-- EXERCISE DATA --
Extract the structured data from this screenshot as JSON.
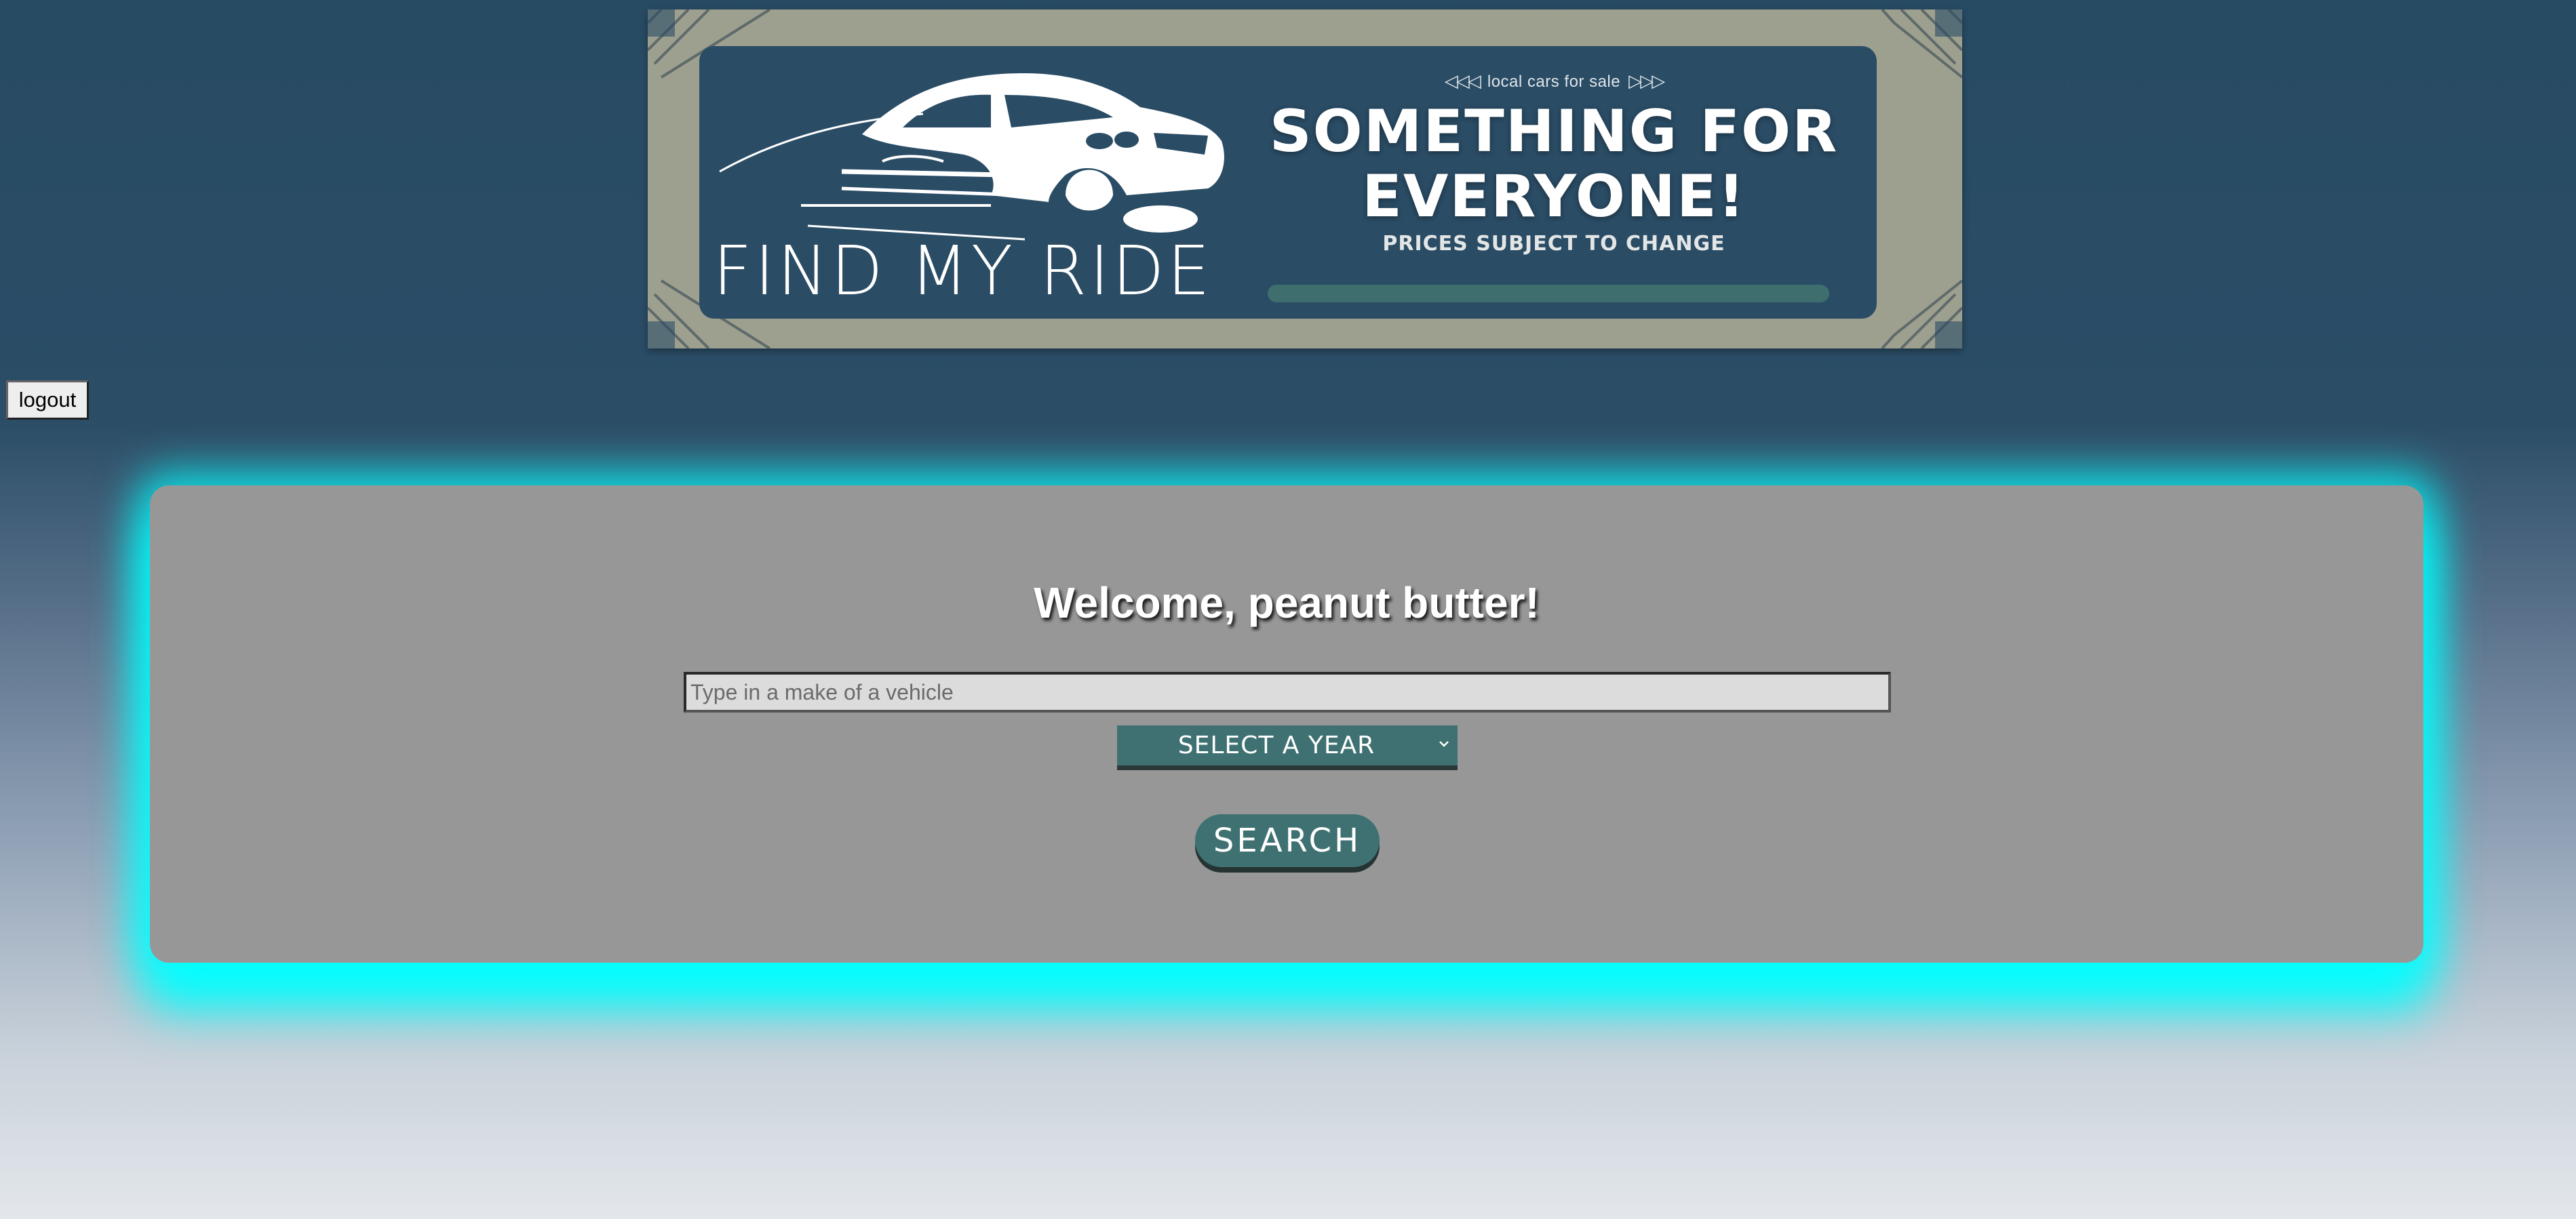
{
  "banner": {
    "brand": "FIND MY RIDE",
    "tagline_small": "local cars for sale",
    "arrows_left": "◁◁◁",
    "arrows_right": "▷▷▷",
    "headline_line1": "SOMETHING FOR",
    "headline_line2": "EVERYONE!",
    "subheadline": "PRICES SUBJECT TO CHANGE"
  },
  "header": {
    "logout_label": "logout"
  },
  "main": {
    "welcome": "Welcome, peanut butter!",
    "make_input": {
      "value": "",
      "placeholder": "Type in a make of a vehicle"
    },
    "year_select": {
      "selected": "SELECT A YEAR"
    },
    "search_label": "SEARCH"
  },
  "colors": {
    "page_top": "#284b64",
    "page_bottom": "#e3e7eb",
    "banner_frame": "#9da08f",
    "banner_inner": "#2a4c65",
    "card": "#979797",
    "card_glow": "#00ffff",
    "accent_teal": "#3f7172"
  },
  "icons": {
    "car": "car-silhouette-icon",
    "chevron": "chevron-down-icon"
  }
}
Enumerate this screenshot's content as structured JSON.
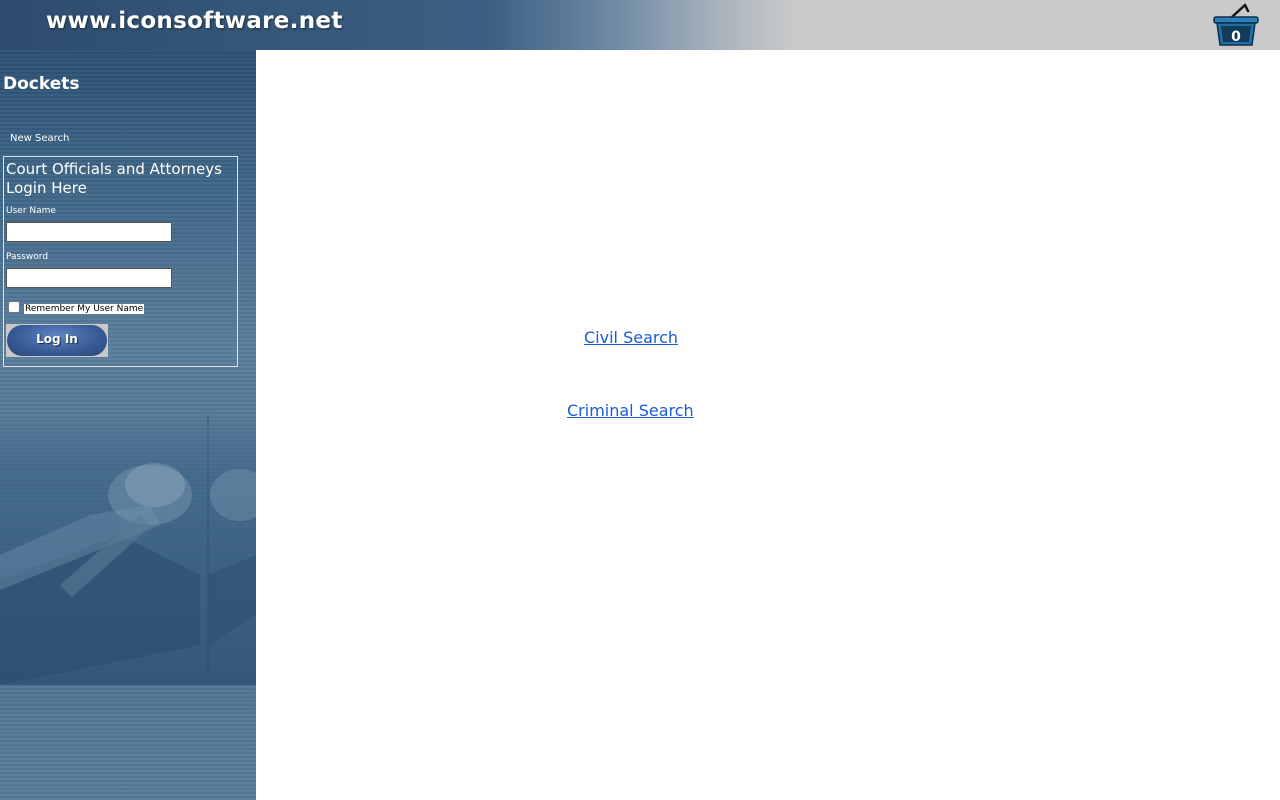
{
  "header": {
    "site_title": "www.iconsoftware.net",
    "cart_count": "0",
    "cart_icon": "shopping-basket-icon"
  },
  "sidebar": {
    "heading": "Dockets",
    "new_search_label": "New Search",
    "login": {
      "title": "Court Officials and Attorneys Login Here",
      "username_label": "User Name",
      "username_value": "",
      "password_label": "Password",
      "password_value": "",
      "remember_label": "Remember My User Name",
      "remember_checked": false,
      "button_label": "Log In"
    }
  },
  "main": {
    "links": {
      "civil": "Civil Search",
      "criminal": "Criminal Search"
    }
  },
  "colors": {
    "sidebar_bg": "#4a7090",
    "link": "#1a5bd3",
    "login_button": "#3a5d98"
  }
}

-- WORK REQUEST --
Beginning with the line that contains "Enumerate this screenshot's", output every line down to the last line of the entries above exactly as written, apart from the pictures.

-- TASK RESPONSE --
Enumerate this screenshot's content as structured JSON.
{
  "header": {
    "site_title": "www.iconsoftware.net",
    "cart_count": "0",
    "cart_icon": "shopping-basket-icon"
  },
  "sidebar": {
    "heading": "Dockets",
    "new_search_label": "New Search",
    "login": {
      "title": "Court Officials and Attorneys Login Here",
      "username_label": "User Name",
      "username_value": "",
      "password_label": "Password",
      "password_value": "",
      "remember_label": "Remember My User Name",
      "remember_checked": false,
      "button_label": "Log In"
    }
  },
  "main": {
    "links": {
      "civil": "Civil Search",
      "criminal": "Criminal Search"
    }
  },
  "colors": {
    "sidebar_bg": "#4a7090",
    "link": "#1a5bd3",
    "login_button": "#3a5d98"
  }
}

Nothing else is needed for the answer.